Task statement -
Scan the records for lines with the string "name". Say how many there are, and add nothing.

(Entries from a dataset of interfaces)
==============================

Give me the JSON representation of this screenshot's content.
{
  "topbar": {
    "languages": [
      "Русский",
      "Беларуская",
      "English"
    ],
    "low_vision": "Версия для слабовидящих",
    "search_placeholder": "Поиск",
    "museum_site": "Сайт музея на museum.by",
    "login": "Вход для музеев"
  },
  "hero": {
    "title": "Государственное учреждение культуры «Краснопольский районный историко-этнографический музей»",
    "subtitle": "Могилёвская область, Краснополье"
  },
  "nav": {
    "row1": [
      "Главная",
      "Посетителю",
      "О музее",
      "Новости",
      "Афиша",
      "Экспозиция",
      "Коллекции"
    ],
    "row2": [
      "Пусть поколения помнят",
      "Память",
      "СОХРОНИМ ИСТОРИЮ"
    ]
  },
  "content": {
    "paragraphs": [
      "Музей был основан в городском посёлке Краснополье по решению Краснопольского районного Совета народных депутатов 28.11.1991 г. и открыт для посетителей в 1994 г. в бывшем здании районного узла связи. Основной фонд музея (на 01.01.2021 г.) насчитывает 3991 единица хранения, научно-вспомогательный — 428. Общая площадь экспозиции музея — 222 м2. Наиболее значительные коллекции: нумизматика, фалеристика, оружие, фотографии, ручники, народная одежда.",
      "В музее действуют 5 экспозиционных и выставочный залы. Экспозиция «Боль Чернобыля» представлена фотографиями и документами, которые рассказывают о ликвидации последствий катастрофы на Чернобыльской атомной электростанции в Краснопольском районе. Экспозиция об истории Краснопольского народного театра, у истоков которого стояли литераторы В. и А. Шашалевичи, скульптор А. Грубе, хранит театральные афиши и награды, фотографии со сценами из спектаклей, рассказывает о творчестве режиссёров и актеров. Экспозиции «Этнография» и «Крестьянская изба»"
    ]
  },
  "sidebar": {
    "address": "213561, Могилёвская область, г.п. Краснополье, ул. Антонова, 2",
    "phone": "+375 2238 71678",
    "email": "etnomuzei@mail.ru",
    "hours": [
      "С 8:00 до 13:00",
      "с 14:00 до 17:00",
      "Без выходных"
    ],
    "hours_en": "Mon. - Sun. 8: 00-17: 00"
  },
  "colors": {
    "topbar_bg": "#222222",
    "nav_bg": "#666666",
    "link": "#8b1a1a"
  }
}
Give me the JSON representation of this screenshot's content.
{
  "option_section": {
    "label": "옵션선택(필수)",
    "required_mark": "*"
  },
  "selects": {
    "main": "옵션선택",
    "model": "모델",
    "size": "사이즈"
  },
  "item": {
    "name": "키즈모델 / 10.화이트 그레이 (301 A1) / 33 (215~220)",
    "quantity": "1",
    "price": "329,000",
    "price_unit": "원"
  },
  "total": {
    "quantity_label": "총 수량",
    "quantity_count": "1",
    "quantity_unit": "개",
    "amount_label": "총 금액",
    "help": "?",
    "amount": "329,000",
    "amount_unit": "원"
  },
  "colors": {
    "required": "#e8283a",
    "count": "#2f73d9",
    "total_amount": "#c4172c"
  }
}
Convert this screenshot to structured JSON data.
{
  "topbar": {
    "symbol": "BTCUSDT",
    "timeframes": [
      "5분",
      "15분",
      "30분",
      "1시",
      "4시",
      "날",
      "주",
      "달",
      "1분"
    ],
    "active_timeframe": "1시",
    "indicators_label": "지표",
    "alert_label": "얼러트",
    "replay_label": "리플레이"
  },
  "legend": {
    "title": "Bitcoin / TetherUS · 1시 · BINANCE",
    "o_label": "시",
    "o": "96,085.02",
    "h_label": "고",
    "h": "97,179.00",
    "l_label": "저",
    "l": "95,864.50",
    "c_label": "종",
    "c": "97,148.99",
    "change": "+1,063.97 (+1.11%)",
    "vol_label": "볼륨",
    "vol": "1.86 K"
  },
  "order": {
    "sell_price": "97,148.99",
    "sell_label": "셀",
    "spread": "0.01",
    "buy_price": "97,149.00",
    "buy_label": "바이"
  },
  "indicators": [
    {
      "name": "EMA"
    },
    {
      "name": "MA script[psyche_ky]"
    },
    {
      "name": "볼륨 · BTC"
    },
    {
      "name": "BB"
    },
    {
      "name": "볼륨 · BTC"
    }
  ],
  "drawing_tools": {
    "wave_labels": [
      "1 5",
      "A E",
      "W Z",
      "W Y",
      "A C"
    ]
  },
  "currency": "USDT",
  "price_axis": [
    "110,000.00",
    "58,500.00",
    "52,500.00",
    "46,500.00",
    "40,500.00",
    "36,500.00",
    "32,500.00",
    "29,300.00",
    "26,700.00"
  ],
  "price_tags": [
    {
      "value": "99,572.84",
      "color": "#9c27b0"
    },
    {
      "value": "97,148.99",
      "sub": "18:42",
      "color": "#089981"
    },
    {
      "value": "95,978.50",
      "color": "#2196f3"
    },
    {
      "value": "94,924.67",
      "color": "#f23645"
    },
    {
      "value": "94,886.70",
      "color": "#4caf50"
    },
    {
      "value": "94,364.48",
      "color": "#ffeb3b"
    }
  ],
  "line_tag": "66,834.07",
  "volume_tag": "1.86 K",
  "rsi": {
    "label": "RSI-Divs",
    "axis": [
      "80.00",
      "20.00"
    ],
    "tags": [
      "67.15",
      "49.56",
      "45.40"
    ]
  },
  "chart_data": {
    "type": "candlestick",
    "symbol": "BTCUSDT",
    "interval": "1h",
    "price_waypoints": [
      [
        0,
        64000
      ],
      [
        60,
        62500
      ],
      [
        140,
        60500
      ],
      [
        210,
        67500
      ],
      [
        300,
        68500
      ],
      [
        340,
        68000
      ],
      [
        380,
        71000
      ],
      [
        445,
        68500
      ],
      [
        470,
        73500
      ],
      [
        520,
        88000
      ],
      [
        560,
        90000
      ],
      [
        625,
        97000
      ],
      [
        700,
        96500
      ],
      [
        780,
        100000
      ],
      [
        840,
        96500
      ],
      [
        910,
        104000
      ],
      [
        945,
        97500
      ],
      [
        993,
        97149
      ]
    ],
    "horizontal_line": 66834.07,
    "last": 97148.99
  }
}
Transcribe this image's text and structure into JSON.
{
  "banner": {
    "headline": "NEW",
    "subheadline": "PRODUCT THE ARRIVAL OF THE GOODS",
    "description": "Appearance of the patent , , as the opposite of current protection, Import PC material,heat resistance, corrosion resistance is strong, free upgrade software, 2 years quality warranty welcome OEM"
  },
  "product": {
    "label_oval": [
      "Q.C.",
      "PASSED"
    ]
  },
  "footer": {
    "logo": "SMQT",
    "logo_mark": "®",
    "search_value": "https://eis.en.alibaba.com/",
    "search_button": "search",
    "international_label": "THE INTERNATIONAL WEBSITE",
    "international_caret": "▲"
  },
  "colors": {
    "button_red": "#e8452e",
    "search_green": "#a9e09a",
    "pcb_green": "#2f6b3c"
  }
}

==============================

Written answer -
6